Continuing Monday’s theme of things in Marketing we are not particularly fond of, here is another look at Big Data, the meme that keeps on meming (see here and here for our earlier knocks on this dopey topic).
Back in April of this year, Epsilon released another of its quarterly reports, highlighting email stats assembled from its proprietary data set (official name = North America Email Trends and Benchmarks Results). At that time it included, for the first time ever, data related to “triggered email messages” – emails sent as a consequence of a time trigger (e.g., customer birthday) or behavioral trigger (e.g., customer applied for a loan).
Epsilon found that triggered email messages comprised less than 3% of all emails sent during Q4 2011. Not surprising, given the “spray and pray” mentality of email marketers.
But the next bit of data was a big surprise: triggered email “had 96% higher open rates and 125% higher click rates” than all other email message types.
That should have caused a riot, but as usual in the marketing industry – since it had nothing to do with social media – NOBODY NOTICED. Imagine if someone told your financial planner that there was a way to double his clients’ return, yet he did nothing. You’d fire him.
What an opportunity for “Big Data.” And really not that “big” a task. Example: for every person who abandons an online shopping cart – which still happens most of the time someone starts filling one – an email should automatically be triggered, with a tailored message and offer. This would require just two data bases, and one person’s time for about 23 minutes a day.
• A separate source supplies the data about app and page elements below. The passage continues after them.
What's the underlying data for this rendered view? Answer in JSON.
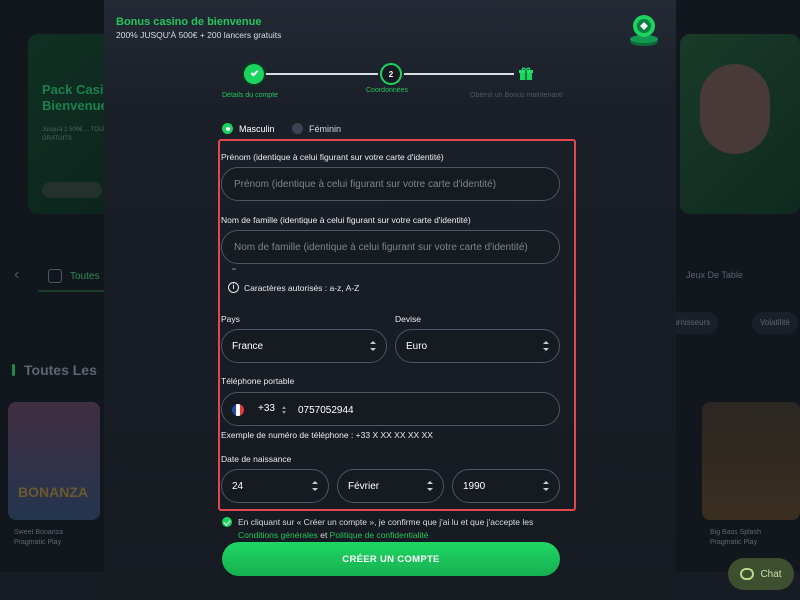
{
  "background": {
    "promo_title": "Pack Casino De Bienvenue",
    "promo_sub": "Jusqu'à 1 500€ ... TOURS GRATUITS",
    "promo_btn": "RÉCLAMER",
    "tab_left": "Toutes",
    "tab_right": "Jeux De Table",
    "pill_1": "Fournisseurs",
    "pill_2": "Volatilité",
    "section_heading": "Toutes Les",
    "card_left_label": "SWEET BONANZA",
    "card_left_title": "Sweet Bonanza",
    "card_left_provider": "Pragmatic Play",
    "card_right_title": "Big Bass Splash",
    "card_right_provider": "Pragmatic Play",
    "chat_label": "Chat"
  },
  "header": {
    "title": "Bonus casino de bienvenue",
    "subtitle": "200% JUSQU'À 500€ + 200 lancers gratuits"
  },
  "stepper": {
    "steps": [
      {
        "label": "Détails du compte",
        "state": "done"
      },
      {
        "label": "Coordonnées",
        "number": "2",
        "state": "current"
      },
      {
        "label": "Obtenir un Bonus maintenant!",
        "state": "upcoming"
      }
    ]
  },
  "gender": {
    "male": "Masculin",
    "female": "Féminin",
    "selected": "Masculin"
  },
  "form": {
    "first_name_label": "Prénom (identique à celui figurant sur votre carte d'identité)",
    "first_name_placeholder": "Prénom (identique à celui figurant sur votre carte d'identité)",
    "last_name_label": "Nom de famille (identique à celui figurant sur votre carte d'identité)",
    "last_name_placeholder": "Nom de famille (identique à celui figurant sur votre carte d'identité)",
    "allowed_chars": "Caractères autorisés : a-z, A-Z",
    "country_label": "Pays",
    "country_value": "France",
    "currency_label": "Devise",
    "currency_value": "Euro",
    "phone_label": "Téléphone portable",
    "phone_code": "+33",
    "phone_value": "0757052944",
    "phone_example": "Exemple de numéro de téléphone : +33 X XX XX XX XX",
    "dob_label": "Date de naissance",
    "dob_day": "24",
    "dob_month": "Février",
    "dob_year": "1990"
  },
  "consent": {
    "text_before": "En cliquant sur « Créer un compte », je confirme que j'ai lu et que j'accepte les ",
    "terms_link": "Conditions générales",
    "and": " et ",
    "privacy_link": "Politique de confidentialité"
  },
  "submit_label": "CRÉER UN COMPTE",
  "colors": {
    "accent": "#1bd460",
    "highlight_frame": "#e0474f",
    "modal_bg": "#161a21"
  }
}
What an easy proof point for “integrated real-time blah blah blah” data-driven marketing. But the Big Data folks are too busy with Big Talk. The Etailing Group found that "abandoned cart emails" are actually being sent LESS frequently than ever. And Epsilon’s latest benchmark report shows triggered emails still account for LESS THAN 3% of all emails.